What is needed:
Extract all lines in the data that contain the word "name".

[Excerpted records Boundary: Start]

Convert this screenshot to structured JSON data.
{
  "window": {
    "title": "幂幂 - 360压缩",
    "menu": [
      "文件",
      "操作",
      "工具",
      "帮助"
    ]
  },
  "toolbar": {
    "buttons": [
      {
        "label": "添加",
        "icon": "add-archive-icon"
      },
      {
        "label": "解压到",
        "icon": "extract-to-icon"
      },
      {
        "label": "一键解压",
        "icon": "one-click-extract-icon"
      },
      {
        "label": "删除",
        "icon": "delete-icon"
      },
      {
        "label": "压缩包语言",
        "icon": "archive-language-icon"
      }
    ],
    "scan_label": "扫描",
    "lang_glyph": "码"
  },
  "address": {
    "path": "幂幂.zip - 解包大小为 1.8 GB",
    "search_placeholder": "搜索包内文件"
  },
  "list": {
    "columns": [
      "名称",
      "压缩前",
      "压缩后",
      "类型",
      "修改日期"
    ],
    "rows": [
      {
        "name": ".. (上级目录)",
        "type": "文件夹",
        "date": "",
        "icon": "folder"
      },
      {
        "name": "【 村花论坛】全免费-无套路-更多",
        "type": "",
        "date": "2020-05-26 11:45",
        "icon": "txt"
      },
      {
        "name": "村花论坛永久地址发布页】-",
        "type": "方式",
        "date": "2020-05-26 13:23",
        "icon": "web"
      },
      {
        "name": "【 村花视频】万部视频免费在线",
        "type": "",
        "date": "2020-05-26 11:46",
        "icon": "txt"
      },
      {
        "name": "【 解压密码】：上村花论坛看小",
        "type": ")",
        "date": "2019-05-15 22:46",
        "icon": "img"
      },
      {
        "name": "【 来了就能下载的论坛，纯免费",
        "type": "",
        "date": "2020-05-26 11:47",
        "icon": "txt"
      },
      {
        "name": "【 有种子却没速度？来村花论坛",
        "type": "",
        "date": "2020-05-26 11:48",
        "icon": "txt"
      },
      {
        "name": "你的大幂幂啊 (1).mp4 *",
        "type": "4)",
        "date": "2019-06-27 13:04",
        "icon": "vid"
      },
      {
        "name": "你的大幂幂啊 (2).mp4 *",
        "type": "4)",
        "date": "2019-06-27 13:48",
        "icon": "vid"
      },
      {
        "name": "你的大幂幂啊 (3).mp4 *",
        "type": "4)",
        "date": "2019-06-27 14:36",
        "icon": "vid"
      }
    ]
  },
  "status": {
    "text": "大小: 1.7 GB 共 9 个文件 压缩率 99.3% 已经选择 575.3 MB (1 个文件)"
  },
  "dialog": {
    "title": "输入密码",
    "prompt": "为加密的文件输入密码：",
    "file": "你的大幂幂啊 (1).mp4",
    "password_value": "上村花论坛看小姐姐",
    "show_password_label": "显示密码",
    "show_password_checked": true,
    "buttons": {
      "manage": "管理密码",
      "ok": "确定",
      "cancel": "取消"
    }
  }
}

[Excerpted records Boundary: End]

Output of the task:
        "name": ".. (上级目录)",
        "name": "【 村花论坛】全免费-无套路-更多",
        "name": "村花论坛永久地址发布页】-",
        "name": "【 村花视频】万部视频免费在线",
        "name": "【 解压密码】：上村花论坛看小",
        "name": "【 来了就能下载的论坛，纯免费",
        "name": "【 有种子却没速度？来村花论坛",
        "name": "你的大幂幂啊 (1).mp4 *",
        "name": "你的大幂幂啊 (2).mp4 *",
        "name": "你的大幂幂啊 (3).mp4 *",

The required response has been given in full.